While you were focused on a million things this fall, something huge happened to Social Security. When President Obama signed the Bipartisan Budget Act of 2015, nestled among all the provisions were major changes to Social Security.
"These new rules make up the biggest reform to Social Security in 15 years. It’s not yet known how much money will be saved, but changes were necessary to keep the program funded. The last Social Security Trustee Report warned that Social Security would run out of money by 2033, and only be able to meet about 77% of its obligations after that point. This move is not a complete fix, but it will help the future of the program," says Nahum Daniels, a certified financial planner and retirement income certified specialist.
What does this "fix" include? Here’s what you need to know.
Fewer tools to maximize Social Security benefits
There will no longer be an option to "file and suspend". In the past, the file and suspend strategy was used like this. The primary wage earner applied for benefits, then suspended collecting. The other spouse immediately started collecting spousal benefits, allowing the primary wage earner’s benefits to grow by 8% per year until he or she reached age 70. Under the new rules, explains Daniels, no one will be allowed to collect a spousal benefit when the wage earner’s benefit is suspended. Couples who have already suspended benefits or will suspend benefits prior to May 1, 2016, will be "grandfathered" in. "Getting rid of this strategy could cost millions of future retirees as much as $50,000 in lifetime benefits," says Daniels.
Forget about retroactive benefits. Previously you could file for benefits, suspend them, and later request a retroactive lump sum for the time period in which benefits were suspended. The new law gets rid of this option. Moving forward, the only reason to file a suspension will be to correct a mistake. You will be able to accumulate delayed credits, says Daniels, but no one will be able to claim benefits on your record while it is suspended.
Then there’s the loss of the ability to file a restricted application. Prior to the new laws, people eligible for both spousal benefits and benefits on their own record could file a restricted application, meaning that at full retirement age, they could file for spousal benefits only, while allowing their benefits to grow. They would be eligible to switch to their own benefit at a later date. Under the budget deal, this strategy is no longer an option for anyone born January 2, 1954 or later.

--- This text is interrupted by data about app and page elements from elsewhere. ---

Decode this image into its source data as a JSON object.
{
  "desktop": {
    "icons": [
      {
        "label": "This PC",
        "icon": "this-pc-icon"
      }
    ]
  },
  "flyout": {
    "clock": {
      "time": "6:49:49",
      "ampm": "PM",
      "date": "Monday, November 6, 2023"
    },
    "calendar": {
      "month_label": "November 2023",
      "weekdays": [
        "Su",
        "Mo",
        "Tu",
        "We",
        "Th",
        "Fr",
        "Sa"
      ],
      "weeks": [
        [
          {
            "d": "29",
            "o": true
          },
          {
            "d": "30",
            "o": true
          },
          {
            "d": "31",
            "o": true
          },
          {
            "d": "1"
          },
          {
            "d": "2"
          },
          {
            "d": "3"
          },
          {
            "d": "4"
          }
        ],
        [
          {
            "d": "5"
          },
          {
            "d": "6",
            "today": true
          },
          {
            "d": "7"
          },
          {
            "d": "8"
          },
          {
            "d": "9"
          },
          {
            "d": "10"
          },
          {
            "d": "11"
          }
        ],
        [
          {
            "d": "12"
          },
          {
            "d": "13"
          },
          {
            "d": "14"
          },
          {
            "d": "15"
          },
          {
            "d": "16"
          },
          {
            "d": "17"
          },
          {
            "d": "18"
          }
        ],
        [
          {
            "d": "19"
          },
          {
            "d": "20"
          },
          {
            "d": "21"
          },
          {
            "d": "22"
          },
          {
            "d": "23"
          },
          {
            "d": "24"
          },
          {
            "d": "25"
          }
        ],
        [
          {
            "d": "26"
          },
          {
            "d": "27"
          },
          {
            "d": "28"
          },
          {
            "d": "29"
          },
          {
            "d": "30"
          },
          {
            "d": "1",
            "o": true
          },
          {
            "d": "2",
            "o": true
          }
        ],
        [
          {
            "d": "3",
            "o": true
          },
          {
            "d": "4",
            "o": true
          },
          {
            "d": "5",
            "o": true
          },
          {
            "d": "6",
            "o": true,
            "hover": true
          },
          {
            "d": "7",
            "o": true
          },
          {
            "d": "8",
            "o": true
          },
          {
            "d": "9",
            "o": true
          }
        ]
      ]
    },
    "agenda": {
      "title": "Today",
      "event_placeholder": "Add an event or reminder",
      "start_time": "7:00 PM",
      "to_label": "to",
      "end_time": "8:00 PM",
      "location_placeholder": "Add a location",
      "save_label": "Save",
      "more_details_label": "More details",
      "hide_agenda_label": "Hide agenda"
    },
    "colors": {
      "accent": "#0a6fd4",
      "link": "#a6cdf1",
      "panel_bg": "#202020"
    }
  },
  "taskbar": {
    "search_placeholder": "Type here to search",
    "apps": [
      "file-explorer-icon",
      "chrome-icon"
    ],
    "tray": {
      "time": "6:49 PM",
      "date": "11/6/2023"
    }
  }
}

Matt Cabray of Ridgewood Financial illustrates how big a deal the loss of this provision will be. Under the old rules, say a husband, age 66, and a wife, age 62, both want to retire at the same time, this is what they could have done. Assume that each is eligible for a $2,000 benefit per month at their full retirement age of 66. Because the wife is not her full retirement age, she would face a 25% reduction in benefits if she collected her benefit prior to age 66. As a result of the reduction, she would receive $1,500 a month at age 62. What the husband could do is apply for a "restrictive application" in which he is entitled to 50% of his eligible benefit or $1,000, all while allowing his benefit to continue to compound at 8% until age 70. At 70, he would apply for his own benefit based on his work history and would be eligible for a benefit of $2,640 ($2,000 compounding at 8% for four years). So while their benefit over the next four years would be $2,500, instead of $3,400, if they both elected benefits at the same time, because of the restricted application, they would collect a total of $4,140, instead of $3,500 at age 70 for as long as they live. Of additional importance is the higher survivor benefit of $2,640, versus $2,000, as a surviving spouse can only collect the higher of the two benefits upon the death of a spouse.
With Social Security such an important piece in most everyone’s retirement pie, there’s no room for missteps. The experts weigh in with strategies for dealing with the changes.
If you have already reached your Full Retirement Age (FRA), or will reach it on or before April 29, 2016, then initiating a File and Suspend filing with the Social Security Administration on or before April 29, 2016 will preserve the option for your spouse to receive a spousal benefit while your Social Security benefit continues to grow, says Terry Seaton, a consumer education advocate for the American Institute of CPAs.
If you’re a divorcee, were married at least 10 years and divorced for at least two years, relax, you’re not affected by rule changes. Why not? "It has never been a requirement that our former spouse even file for benefits in order for you to receive your spousal benefit," says Seaton. However, if you are a divorcee, were married for at least 10 years, but not divorced for at least two years, then the new rules apply to you.
If your spouse is deceased, you are not affected by these rule changes. You can still file for a spousal "survivor" benefit as early as age 60, allow your benefits to grow until 70, and then filed for a combination of benefits based on your own personal record and that of your deceased spouse, says Seaton.
The bottom line – talk to your financial advisor. Josh Trubow, a certified financial planner with Sensible Financial Planning offers this advice, "Couples should understand whether these changes will affect their benefit. If so, they should have some perspective on how much of a loss they might incur. They might want to work a little longer to make up for these losses if they were counting on Social Security as part of their financial plan, and determine how they can reduce spending in retirement."